Fed a good hard biscuit each day and provided with the occasional large bone to chew most Cairns will keep their teeth strong and clean well in to old age.  
Regular exercise is essential for the wellbeing of any Cairn and a daily walk does much to keep dog and owner fit as well as contributing to the development of a strong bond between the two. Teaching them to retrieve a ball is handy as a vigorous session of ball chasing and retrieving can do much to keep the dog well muscled. 
A young puppy will generally get enough exercise in your backyard up until about 5 -6 months when daily walking can start and the length of the walks gradually increased. 
As most Cairns have little road sense it’s important that exercise is either on a lead or in a secure off lead area.In NSW Local Government authorities are obliged under the Companion Animals Act to provide appropriate off lead areas so a call to your local Council should soon ascertain where the nearest one is located.  
In this country dogs need to be vaccinated against distemper, hepatitis and parvo virus. There is also a vaccine which will deal with most strains of kennel cough. If there is any chance that you will need to board your Cairn most commercial boarding kennels will insist on them being vaccinated against kennel cough.  
When you get your puppy it should have already had an initial vaccination and the breeder should supply you with a certificate indicating when it was done and when the next needles are due. Follow the instructions and discuss with the vet the need for annual boosters. Most practices will send out a reminder to you when it is due. 
It is now possible to have an annual shot to combat heartworm and depending on where you live this is often advisable. Your vet is the best person to ask whether you need it in your area.  
Most Cairns live in the house with their owners as much loved family pets. Even in those circumstances it’s important that your Cairn has his “own” space be it a bed or dog crate. Getting the Cairn used to using an open plastic crate as his space is a very good thing as then if you have a need to lock him up for any reason, even if only to take him to the vet, he won’t resent the experience. 
Cairns can quite happily live outside as long as they are provided with a warm weatherproof kennel not too far from the house where they can see and hear their owner’s moving around. 
It goes without saying that your yard needs to be fenced adequately to stop your Cairn wandering. 
As a relatively small dog they don’t require substantial amounts of food so that whether you mix your own diet or rely on a commercially prepared one it’s important that the food be of good quality. They are normally very good “doers” so care needs to be taken that, whatever they eat, they don’t get overweight particularly if they have been neutered. 
Bored dogs are generally unhappy dogs and either destructive or noisy...or both! There are many products on the market today designed to be left with your dog when you are not there to keep him amused. Most work well and it’s really just a question of finding those that most appeal to your particular dog. However remember the most effective are not necessarily the most expensive. A large marrow bone will keep him amused for hours as well as keep his teeth clean. A sealed tin can with gravel in it which he can push around the yard is another favourite.
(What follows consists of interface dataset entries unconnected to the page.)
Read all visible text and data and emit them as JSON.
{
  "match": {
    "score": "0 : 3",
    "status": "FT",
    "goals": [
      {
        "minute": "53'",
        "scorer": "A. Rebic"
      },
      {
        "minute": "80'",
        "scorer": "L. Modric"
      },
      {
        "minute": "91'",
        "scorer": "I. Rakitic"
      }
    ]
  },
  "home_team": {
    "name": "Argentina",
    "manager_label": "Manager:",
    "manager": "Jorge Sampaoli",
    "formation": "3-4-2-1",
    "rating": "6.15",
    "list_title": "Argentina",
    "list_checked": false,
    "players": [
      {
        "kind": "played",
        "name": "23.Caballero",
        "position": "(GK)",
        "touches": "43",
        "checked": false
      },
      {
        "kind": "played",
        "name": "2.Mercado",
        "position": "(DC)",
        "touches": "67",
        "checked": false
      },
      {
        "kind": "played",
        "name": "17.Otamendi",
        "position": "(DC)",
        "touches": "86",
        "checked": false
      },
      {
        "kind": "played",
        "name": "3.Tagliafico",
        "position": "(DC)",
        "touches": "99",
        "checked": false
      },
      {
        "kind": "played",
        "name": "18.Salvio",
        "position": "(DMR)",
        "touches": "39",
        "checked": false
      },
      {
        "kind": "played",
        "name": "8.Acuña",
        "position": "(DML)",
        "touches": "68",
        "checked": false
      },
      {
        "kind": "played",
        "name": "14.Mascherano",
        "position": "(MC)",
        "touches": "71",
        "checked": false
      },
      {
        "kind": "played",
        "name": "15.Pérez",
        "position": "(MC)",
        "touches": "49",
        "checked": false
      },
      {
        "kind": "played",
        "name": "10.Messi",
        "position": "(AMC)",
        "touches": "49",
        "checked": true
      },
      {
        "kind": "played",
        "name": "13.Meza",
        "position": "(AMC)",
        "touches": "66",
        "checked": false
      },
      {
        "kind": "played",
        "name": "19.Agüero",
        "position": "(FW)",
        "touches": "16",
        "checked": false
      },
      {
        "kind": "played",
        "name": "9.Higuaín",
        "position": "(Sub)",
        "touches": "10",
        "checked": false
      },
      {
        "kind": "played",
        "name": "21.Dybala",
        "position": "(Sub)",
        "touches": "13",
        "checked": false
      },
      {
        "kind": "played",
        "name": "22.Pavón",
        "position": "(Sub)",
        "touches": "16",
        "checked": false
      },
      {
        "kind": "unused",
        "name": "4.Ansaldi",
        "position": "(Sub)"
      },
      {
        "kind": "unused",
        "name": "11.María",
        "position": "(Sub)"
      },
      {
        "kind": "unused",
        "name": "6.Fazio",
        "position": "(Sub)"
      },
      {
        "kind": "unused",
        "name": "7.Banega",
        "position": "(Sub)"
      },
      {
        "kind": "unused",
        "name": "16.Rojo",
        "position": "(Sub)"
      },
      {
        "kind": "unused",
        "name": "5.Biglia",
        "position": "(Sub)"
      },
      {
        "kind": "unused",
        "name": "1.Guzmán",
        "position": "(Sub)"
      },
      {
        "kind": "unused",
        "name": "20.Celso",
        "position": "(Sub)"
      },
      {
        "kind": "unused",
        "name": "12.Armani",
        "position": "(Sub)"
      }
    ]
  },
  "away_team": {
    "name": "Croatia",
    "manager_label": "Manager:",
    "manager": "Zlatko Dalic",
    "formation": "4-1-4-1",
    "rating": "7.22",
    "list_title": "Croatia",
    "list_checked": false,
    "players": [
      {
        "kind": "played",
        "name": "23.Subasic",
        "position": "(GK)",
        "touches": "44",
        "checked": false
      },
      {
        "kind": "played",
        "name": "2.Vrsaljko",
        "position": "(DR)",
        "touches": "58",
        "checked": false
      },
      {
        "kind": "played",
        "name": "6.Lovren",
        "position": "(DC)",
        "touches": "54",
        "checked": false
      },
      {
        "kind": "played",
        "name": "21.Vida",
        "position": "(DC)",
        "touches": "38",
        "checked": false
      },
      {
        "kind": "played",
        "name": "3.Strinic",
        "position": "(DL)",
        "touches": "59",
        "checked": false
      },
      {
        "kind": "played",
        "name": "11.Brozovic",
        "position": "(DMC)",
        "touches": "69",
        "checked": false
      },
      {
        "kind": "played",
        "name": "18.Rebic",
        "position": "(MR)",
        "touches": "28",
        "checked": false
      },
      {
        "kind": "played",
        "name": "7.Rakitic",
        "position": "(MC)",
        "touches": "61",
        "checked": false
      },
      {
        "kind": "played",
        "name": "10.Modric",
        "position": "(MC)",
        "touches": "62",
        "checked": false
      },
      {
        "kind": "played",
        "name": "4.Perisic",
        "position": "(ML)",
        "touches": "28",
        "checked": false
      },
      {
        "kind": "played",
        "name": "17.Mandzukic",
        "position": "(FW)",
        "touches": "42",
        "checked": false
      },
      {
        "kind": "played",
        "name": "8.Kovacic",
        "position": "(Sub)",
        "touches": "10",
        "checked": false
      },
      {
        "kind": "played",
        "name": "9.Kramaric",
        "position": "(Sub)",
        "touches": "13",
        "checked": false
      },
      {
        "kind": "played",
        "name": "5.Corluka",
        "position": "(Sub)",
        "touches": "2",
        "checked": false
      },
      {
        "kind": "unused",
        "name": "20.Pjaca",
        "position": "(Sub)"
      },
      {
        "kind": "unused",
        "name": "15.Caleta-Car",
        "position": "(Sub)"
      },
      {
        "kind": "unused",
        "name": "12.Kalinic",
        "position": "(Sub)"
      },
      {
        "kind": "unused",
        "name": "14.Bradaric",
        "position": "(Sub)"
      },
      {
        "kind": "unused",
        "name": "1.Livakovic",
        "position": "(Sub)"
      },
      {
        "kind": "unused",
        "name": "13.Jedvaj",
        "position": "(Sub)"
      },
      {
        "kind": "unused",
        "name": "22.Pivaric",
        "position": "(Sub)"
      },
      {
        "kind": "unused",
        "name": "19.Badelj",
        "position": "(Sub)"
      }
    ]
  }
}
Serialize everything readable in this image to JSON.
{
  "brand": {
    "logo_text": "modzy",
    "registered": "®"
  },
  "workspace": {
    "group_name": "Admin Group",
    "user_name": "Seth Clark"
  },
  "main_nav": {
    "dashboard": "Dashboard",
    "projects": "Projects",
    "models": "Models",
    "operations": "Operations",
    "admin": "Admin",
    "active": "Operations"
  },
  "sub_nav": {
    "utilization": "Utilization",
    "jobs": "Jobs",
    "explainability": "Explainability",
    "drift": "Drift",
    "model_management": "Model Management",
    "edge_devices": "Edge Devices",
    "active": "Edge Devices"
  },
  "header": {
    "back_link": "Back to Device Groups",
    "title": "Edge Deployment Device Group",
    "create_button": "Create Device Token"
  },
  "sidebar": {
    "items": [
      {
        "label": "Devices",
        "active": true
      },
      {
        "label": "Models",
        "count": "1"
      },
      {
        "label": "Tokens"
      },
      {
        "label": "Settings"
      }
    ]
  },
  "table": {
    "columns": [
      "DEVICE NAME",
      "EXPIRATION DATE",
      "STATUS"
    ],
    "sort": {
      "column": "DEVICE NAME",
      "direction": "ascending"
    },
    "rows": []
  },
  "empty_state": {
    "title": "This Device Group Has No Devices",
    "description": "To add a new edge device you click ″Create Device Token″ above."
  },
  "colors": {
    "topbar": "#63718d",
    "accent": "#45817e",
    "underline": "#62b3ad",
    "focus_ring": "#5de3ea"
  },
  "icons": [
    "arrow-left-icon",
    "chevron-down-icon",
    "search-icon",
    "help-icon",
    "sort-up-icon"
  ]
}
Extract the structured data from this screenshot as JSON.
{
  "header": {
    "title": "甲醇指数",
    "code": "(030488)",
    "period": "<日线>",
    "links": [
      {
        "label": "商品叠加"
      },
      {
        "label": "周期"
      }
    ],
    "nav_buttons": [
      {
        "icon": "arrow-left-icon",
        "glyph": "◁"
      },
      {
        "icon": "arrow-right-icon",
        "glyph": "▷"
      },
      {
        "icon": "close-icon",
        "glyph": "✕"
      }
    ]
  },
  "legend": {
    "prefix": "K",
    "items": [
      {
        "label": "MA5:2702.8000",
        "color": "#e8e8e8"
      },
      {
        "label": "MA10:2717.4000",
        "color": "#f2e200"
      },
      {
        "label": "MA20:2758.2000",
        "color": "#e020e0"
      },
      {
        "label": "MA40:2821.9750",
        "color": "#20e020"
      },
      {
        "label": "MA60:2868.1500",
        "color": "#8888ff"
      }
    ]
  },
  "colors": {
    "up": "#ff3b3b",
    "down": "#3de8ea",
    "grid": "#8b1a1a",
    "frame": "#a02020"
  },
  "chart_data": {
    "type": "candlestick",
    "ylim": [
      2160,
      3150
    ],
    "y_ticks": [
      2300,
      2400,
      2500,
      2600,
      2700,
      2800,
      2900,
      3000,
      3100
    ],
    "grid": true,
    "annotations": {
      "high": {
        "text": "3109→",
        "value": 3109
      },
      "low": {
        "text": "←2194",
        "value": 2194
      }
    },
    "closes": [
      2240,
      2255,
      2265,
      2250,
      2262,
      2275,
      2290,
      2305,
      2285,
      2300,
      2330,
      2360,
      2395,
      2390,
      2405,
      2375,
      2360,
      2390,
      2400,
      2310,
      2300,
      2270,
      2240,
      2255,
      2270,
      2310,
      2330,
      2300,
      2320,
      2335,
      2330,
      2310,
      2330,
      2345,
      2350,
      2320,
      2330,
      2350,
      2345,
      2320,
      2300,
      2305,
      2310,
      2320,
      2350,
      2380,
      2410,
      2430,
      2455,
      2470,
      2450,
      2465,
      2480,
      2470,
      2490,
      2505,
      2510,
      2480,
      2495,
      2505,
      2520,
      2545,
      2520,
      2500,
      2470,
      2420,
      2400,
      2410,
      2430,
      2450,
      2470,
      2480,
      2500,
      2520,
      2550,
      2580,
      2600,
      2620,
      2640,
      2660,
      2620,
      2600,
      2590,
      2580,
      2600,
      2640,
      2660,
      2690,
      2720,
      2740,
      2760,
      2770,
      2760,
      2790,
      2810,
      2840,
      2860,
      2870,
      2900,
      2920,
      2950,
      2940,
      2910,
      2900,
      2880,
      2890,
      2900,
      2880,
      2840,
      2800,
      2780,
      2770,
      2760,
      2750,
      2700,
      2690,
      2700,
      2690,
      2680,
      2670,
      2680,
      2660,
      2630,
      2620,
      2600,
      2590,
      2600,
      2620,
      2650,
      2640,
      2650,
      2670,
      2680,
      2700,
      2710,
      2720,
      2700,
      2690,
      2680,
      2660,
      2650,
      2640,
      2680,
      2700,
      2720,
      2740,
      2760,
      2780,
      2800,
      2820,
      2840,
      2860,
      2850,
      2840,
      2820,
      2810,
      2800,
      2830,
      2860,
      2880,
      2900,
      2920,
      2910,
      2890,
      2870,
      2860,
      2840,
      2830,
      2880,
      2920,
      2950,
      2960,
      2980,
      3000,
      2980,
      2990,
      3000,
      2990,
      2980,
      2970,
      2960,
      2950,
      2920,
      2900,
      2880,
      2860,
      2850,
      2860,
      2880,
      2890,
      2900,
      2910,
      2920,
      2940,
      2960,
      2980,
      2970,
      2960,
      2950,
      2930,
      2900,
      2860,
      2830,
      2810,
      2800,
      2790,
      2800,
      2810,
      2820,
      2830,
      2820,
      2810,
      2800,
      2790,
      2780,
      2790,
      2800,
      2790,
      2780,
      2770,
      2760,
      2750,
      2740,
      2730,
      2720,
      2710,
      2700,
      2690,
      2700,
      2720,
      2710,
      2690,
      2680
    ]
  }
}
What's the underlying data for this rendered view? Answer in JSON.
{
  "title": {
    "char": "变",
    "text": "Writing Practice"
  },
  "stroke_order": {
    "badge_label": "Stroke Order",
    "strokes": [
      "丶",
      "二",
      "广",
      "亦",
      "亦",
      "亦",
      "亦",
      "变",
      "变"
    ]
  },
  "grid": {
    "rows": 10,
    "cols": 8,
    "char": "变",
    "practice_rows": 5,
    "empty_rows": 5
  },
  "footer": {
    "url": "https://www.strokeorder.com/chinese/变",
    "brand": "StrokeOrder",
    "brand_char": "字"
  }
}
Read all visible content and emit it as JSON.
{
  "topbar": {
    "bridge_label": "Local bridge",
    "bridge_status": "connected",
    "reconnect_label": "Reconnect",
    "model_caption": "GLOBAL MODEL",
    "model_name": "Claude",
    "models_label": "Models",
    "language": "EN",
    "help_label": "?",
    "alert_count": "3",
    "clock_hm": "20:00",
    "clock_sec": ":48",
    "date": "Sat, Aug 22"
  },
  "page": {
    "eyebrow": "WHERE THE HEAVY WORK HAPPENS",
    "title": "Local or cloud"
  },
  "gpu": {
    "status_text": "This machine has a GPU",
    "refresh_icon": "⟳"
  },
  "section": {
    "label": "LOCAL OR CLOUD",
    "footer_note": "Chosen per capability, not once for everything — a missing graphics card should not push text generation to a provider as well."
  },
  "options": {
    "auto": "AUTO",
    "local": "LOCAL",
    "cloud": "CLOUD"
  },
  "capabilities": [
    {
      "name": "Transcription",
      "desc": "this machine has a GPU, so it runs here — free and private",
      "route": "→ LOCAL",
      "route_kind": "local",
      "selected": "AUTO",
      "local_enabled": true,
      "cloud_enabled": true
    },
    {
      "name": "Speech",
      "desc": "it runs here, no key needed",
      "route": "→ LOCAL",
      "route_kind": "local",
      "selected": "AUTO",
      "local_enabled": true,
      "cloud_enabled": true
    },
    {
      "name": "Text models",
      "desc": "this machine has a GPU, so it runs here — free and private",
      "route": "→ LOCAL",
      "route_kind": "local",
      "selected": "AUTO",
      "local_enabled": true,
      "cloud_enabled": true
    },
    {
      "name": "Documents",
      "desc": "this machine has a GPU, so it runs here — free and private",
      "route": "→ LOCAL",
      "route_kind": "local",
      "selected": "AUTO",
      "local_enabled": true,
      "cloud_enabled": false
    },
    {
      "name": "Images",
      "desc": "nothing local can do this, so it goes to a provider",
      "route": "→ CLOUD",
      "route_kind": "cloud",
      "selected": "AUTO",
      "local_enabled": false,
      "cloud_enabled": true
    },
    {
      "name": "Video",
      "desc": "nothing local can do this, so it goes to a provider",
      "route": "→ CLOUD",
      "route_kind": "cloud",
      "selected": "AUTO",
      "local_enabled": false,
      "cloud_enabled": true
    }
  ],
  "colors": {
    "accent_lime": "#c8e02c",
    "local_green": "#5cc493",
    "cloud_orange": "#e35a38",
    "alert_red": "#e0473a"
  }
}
There are many things around the average household which can be adapted to make toys for you Cairn and as long as you make sure that it can’t break up into pieces small enough to swallow or splinter the choice is only limited by your imagination.